== The task ==
Pull each line holding the word "your" from the data.

== Input for this task ==

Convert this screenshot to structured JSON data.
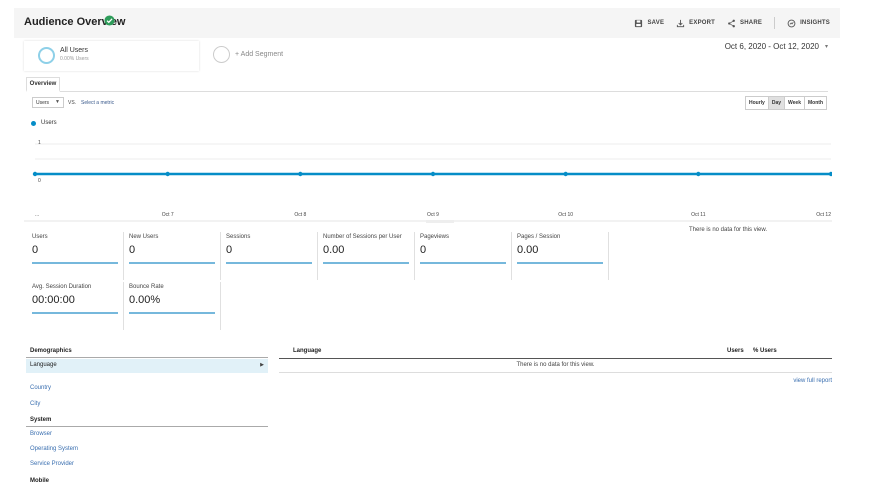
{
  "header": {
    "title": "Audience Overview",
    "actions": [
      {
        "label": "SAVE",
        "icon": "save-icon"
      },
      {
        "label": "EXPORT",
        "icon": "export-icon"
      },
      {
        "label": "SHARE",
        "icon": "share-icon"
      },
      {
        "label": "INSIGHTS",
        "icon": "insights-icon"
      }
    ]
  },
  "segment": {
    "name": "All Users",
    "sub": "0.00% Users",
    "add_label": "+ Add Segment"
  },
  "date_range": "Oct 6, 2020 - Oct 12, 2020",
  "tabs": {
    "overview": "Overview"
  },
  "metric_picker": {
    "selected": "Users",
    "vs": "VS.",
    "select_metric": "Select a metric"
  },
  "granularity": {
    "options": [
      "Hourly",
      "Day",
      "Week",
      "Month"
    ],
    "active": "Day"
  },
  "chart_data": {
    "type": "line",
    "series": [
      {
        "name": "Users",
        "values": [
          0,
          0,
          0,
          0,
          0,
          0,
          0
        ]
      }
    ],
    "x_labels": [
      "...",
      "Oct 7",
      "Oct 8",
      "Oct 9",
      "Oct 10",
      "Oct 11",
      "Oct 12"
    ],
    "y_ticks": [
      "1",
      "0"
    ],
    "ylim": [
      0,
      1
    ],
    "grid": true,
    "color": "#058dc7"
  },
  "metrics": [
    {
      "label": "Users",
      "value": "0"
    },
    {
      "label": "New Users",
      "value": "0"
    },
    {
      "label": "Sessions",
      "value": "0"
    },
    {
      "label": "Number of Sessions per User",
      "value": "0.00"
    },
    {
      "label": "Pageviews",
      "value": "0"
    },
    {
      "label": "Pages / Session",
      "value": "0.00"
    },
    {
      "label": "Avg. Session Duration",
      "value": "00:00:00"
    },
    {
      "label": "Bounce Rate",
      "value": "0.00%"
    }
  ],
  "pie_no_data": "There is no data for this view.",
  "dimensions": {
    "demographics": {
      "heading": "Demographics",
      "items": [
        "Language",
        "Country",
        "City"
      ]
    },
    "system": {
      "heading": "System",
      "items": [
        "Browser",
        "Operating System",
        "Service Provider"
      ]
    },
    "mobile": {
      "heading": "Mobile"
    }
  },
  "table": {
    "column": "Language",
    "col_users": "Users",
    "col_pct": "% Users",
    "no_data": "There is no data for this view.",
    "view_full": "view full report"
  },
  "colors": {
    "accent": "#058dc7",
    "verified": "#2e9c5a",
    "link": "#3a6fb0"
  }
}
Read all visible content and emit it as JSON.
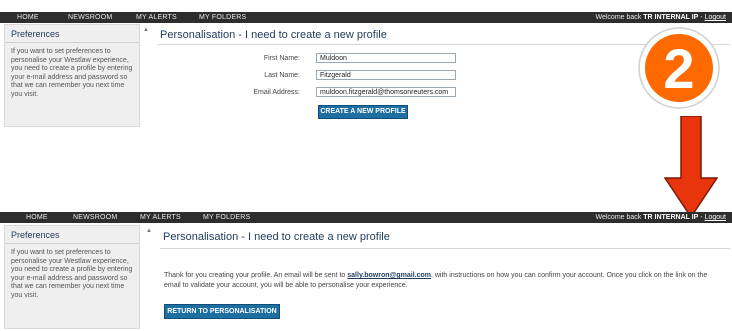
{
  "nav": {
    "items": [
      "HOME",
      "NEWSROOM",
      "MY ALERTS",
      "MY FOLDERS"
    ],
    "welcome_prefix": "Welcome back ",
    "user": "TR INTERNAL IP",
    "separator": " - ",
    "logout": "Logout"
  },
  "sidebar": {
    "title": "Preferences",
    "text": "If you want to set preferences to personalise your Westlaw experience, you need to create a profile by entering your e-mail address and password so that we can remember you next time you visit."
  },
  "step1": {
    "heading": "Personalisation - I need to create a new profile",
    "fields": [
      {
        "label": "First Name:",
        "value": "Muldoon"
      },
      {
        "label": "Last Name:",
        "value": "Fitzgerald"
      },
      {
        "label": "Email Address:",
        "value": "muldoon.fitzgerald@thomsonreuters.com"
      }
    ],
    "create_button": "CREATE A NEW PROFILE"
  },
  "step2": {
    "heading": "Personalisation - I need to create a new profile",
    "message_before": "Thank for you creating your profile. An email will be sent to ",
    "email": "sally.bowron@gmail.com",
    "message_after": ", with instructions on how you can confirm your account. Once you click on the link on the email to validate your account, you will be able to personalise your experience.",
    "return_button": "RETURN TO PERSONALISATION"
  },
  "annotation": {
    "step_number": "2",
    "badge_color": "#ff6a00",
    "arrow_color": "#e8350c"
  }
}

== Final answer ==
    "text": "If you want to set preferences to personalise your Westlaw experience, you need to create a profile by entering your e-mail address and password so that we can remember you next time you visit."
    "message_before": "Thank for you creating your profile. An email will be sent to ",
    "message_after": ", with instructions on how you can confirm your account. Once you click on the link on the email to validate your account, you will be able to personalise your experience.",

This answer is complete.